Tattoo culture hit our city and the generation hard in the late nineties. It was slow and steady growth. At first, it looked as if junkies, outlaws, and freaks had them. In the next decade, it flourished like a mushroom in the city of Kathmandu and other cities. I have my back covered with some tattoos that I cannot see unless I have a mirror in the back and front, as my travel from Egypt to the Philippines took place I went through numerous tattoo shops and individuals.
My concern was the quality and the craftsmanship in my country Nepal regarding the tattoos were poor. But, I found it worse in the other parts of the world. I nearly ended up with the session in Singapore until the last minute decision to not have it, the ego and pride the artist had and their immature communication had me canceled my plan.
During my holiday visits to Nepal, I thought I should give local guys the try on my skin canvas. My heavy search and recommendation took me to Mohan’s tattoo at Thamel. Yes, I had heard about it before but as I said i was not sure about their skill to give it a go.
Later, I booked a session. I had a chat with the artist I had to have. I explained to him what I wanted. And yes, it clicked me. That’s what I wanted – it was about the connection between the artist and the living canvas. It was about the trust, Believe me, if you have been to the counseling session you would understand what I mean. It is something that stays on you for the rest of your life and I didn’t want any dumb to sketch anything he wanted without explaining to me what he was doing.
Mohan’s tattoo was very professional, they had some sort of paperwork for legal issues that they had me signed. On top of that, they were very hygenic and the guys, I mean the artists the owner hired were very pros. They would listen to your concerns, and I support Mr. Mohan himself for not turning his tattoo parlor as a cash cow but as a passion that he himself has. He himself is very humble and so is the front office staff. I had my first back tattoo at Mohan’s Tattoo center.
Since then upon my every return on a holiday in Nepal I have been inking my back at Mohan’s tattoo only. Although the last session was not that what I expected. The artist was not sure what I wanted, I felt he was just too bored or had burn out the cause of the craze people go through to have it done. This is my honest opinion, I had a total of 3 sessions of tattoos at Mohan’s Tatto parlor and all of them were fine except for the last one.
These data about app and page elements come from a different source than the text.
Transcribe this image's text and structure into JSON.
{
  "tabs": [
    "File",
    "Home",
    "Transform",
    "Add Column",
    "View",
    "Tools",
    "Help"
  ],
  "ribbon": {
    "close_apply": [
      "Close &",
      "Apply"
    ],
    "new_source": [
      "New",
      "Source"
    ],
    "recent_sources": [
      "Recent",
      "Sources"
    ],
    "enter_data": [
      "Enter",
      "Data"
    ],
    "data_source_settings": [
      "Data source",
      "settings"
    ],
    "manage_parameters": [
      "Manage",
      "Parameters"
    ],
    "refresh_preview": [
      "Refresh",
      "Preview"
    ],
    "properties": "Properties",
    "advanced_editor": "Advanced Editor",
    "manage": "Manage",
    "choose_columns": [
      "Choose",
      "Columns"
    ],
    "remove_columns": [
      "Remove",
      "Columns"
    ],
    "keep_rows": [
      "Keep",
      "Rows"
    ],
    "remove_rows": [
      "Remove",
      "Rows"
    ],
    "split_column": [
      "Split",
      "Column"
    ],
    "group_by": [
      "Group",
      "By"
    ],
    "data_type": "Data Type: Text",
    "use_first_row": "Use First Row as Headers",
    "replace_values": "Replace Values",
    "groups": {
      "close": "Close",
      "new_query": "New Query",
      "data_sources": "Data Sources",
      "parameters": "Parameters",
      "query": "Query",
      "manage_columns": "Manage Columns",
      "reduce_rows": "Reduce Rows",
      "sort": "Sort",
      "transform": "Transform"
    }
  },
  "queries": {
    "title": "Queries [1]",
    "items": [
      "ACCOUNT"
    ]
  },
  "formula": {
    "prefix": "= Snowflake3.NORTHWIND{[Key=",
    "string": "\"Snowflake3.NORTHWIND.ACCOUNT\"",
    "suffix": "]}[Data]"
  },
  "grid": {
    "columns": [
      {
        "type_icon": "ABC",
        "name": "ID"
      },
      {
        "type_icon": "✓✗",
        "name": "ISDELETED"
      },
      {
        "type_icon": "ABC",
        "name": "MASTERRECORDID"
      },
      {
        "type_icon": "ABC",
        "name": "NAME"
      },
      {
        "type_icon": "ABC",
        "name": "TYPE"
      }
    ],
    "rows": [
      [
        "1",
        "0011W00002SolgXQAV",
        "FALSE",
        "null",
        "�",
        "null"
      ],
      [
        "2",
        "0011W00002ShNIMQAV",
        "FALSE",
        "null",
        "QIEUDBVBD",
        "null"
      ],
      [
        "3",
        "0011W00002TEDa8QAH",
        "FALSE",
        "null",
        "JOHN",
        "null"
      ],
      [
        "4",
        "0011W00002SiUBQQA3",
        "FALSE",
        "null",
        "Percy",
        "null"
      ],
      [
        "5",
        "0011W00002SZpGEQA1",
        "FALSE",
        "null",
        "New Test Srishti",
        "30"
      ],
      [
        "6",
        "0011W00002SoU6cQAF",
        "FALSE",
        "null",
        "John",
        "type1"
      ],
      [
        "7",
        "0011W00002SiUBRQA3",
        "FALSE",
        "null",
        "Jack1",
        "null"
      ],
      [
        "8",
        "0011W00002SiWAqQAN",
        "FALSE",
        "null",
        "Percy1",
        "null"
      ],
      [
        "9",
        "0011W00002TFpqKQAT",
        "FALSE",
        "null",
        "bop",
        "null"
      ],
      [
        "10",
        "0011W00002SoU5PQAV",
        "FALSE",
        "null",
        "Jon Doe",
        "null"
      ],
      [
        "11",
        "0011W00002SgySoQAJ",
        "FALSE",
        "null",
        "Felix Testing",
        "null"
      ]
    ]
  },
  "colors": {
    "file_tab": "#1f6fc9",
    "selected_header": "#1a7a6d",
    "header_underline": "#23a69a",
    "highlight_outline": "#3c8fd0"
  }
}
Then for the change of hand and artistic skill, I went to Mines tattoo shop for my next ink. The guy an the owner who inked me was very humble and listened well, he had an assistant who was deaf and dumb but was very artistic. I owe him respect for giving such heavy responsibility to him. He was fair in price and overall I was satisfied. He also gave me a bonus ink, refreshing my old tattoo. The only thing that amazed me was the guy he himself had no tattoo at all. Upon my asking, he gave me an answer which I don’t think is wise for me to publish.
Well, my endnotes are I had experience with these two in Kathmandu, Nepal. I avoided having inked in many countries many times due to a lack of communication. I know some very good freelancers as well, some idiots, and some just calling themselves a tattoo artist without any knowledge and essential skill required for it. Some times it is a painstaking project and an addiction to having inked again and again.There is no best and there’s no worst. Every artist has his separate skill, as tattoo is a huge and deep lake of topic if we dig in. I am sure every artist wants to be proud upon his work.Just a very straight forward word- DO NOT HAVE TATTOO WHILE YOU ARE HIGH OR IN UNSTABLE MOOD TO MAKE DECISIONS.
Do your research very well, it is not a fashion statement nor something like changing cloth or your mood. It is a mark, I reckon at your death your tattoo is the only thing that you will cover with. It is not a topic to be taken lightly and upon wild eyes or deaf ears.
For me personally, tattoos are like a private museum, where only very few eye sights are allowed to visit. I wanted it to be a story well written without words. I am thankful for the people they had me as a canvas and they didn’t go wrong with it.